- The Great Believers by Rebecca Makkai, Viking, 432 pages. $27.
How do you write about a historical chapter that many living people still remember with the searing power of loss? Part-time Vermonter Rebecca Makkai faced that challenge with her third novel, The Great Believers. Taking us back to the years when an AIDS diagnosis was a rapid death sentence, it chronicles the devastation of Chicago's gay community.
Getting the facts right, of course, is a must; Makkai has documented her research at length in an author's note and a recent Literary Hub essay. In the note, she points us toward the "direct, personal accounts" of those who were there. Her marvelously absorbing novel is itself a meditation on what it means to survive to write such accounts, to carry through life the legacy of the lost. One character has been "living for the past thirty years in a deafening echo ... tending the graveyard alone."
Composed of two alternating narratives — one starting in 1985, the other in 2015 — The Great Believers hops back and forth in time like memory itself. Time travel, says a character at one point, is "devastatingly easy! All you have to do is live long enough!" It may sound like a lighthearted proposition, but we soon learn that, for some, long life confers crushing burdens.
As the novel opens in 1985, protagonist Yale Tishman, a young "development guy" for a university art gallery, is mourning the first of his good friends to die of AIDS. Midway through the book, he will imagine being questioned about the era decades later: "He'd be the world's luckiest man to stand there at the end of it all, to be the one left, trying to remember. The unluckiest one, too."
One person lucky or unlucky enough to remember is Fiona Marcus, the adoring younger sister of Yale's late friend.
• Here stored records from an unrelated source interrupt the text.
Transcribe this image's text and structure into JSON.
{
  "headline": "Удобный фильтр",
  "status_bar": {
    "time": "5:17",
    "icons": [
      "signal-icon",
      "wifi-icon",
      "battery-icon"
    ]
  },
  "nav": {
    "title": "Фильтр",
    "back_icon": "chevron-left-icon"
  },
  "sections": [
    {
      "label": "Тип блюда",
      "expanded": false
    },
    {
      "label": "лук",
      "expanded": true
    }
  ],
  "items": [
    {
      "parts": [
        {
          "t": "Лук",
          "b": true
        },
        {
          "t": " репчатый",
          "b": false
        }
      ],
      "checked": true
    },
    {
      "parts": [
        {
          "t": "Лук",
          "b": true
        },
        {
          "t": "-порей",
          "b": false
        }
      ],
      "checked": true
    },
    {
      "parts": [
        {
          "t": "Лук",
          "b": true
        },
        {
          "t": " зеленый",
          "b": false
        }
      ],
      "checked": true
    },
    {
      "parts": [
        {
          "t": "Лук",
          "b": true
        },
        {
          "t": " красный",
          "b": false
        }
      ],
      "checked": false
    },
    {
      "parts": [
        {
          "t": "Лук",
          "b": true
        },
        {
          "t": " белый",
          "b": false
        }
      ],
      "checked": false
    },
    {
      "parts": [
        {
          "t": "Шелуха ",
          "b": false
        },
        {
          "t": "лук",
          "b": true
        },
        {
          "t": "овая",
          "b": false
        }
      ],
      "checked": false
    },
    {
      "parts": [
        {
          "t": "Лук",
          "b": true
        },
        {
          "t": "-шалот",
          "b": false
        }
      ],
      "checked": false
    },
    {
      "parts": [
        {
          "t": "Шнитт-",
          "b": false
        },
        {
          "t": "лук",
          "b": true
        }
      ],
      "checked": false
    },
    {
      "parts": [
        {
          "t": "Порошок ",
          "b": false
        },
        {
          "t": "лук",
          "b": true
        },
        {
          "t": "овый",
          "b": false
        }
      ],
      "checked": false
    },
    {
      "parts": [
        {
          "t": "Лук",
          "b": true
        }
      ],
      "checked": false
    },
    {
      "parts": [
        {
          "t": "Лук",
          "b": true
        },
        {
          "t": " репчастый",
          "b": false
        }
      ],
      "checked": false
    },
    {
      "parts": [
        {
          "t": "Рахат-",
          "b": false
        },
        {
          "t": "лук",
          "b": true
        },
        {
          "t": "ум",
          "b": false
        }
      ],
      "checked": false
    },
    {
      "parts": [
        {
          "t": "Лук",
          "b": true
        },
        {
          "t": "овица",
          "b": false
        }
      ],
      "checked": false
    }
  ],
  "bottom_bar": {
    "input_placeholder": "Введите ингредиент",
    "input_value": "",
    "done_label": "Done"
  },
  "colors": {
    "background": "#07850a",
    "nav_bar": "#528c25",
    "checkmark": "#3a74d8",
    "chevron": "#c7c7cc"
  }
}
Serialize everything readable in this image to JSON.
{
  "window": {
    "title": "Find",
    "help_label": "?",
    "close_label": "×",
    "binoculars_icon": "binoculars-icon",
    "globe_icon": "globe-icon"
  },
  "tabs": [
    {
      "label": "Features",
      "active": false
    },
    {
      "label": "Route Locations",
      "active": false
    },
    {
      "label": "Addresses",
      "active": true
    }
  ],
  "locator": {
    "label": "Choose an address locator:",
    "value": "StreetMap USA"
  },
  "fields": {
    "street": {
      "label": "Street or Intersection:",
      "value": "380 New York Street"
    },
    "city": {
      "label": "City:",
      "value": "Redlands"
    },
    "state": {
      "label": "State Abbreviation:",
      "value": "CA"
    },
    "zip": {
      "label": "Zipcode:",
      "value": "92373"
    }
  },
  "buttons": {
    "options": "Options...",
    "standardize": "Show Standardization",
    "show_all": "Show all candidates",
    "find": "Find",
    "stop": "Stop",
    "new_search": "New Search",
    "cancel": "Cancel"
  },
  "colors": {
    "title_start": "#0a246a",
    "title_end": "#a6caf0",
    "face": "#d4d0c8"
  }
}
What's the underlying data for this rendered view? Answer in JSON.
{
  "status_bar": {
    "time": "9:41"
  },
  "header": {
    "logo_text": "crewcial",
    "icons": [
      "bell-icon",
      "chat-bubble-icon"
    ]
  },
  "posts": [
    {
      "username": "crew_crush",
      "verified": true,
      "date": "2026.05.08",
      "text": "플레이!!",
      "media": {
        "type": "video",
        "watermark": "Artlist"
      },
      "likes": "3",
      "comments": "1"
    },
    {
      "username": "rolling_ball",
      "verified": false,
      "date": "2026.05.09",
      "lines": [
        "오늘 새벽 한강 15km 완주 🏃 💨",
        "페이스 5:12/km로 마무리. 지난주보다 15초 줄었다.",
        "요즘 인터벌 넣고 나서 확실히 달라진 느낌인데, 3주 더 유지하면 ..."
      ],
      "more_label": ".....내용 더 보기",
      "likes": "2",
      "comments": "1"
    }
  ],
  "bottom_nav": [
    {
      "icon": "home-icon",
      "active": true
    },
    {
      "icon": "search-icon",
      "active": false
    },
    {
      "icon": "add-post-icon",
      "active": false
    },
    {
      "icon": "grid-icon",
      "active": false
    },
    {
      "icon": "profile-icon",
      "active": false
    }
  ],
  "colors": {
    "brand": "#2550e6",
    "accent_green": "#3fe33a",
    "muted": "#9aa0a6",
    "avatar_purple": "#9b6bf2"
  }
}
A supporting character in the 1980s sections, she's the focus of the 2015 sections, in which she travels to Paris seeking her estranged daughter, who has become involved with a cult.
Initially, Fiona's present-day narrative may read like a needless tangent from Yale's more compelling story. But the better we know Fiona, the more we understand how her entire life — including her struggles as a mother — reverberates with the force of the events Yale is living. It's a series of aftershocks.
Fiona has "spent an inordinate amount of her adult life engaged in two different ongoing fantasies," Makkai writes. In one, she re-creates her brother's lost world, detail by detail; in the other, she walks him through postmillennial life, explaining terms such as "cloud" and "firewall." This "time travel" is a form of obsessive mourning, but it's commemoration, too, a forceful affirmation of her brother's life against oblivion.
These same themes dominate a major subplot of Yale's narrative, in which he attempts to acquire a mysterious art collection from Fiona's great-aunt Nora. An artist and model in Paris before and after World War I, the 90-year-old claims to possess authentic unknown works by the likes of Amedeo Modigliani and Chaim Soutine. But her real motive in donating these valuable pieces is to get a public showing for the obscure artist who was her lover.
It's Nora who says time travel is easy, and who draws a parallel between her own famously "lost generation" and Yale's ongoing experience of loss. "Well, you! Your friends! I don't know how it's like anything other than war!" That transhistorical linking gives its title to the novel: F. Scott Fitzgerald described his generation as "the great believers."
Some might argue that, by linking the worst years of the AIDS epidemic to the earlier tragedy of the Great War, Makkai elides the specifics of both. But The Great Believers includes a wealth of specifics — about the everyday, unquestioned homophobia that still reigned in America during the Reagan years; about the panic and misinformation surrounding the disease; about the activists who fought desperately to make treatments available. Yale's partner runs a gay alt-weekly; his secret crush is a crusading lawyer and organizer.
That's the broader canvas surrounding Yale as he battles Nora's family for her collection. The smaller-scale conflict gives the novel a suspenseful motor and a sense of hope. But, as we flip pages to learn the fate of the artworks, we don't forget that far more is at stake: Which of this generation of "great believers" will live to see 2015?
Makkai manages her two narratives so deftly that our dread of the novel's revelations mounts steadily and almost imperceptibly. It's not much of a spoiler to say the book eventually becomes devastatingly sad. But there's no "misery porn" here, no torturing of characters just to jerk tears. Each narrative also mounts toward a climactic art exhibition — in Chicago and in Paris — that affirms the power of creation, witnessing and memory.
While that memory may be a burden, Makkai suggests the penalties of forgetting are greater. In the 2015 narrative, the Paris terrorist attacks make a young gay man worry that aspects of history will repeat themselves: "Everyone acts from fear, the next year, two years. What happens, you think, to people like us?"
Far from sounding a note of historical triumphalism, the novel reminds us how easily positive change can be undone. "[I]t's fragile," says an older gay character of the advances made over his lifetime. "You might look back in fifty years and say, That was the last good time." Ominous and timely words.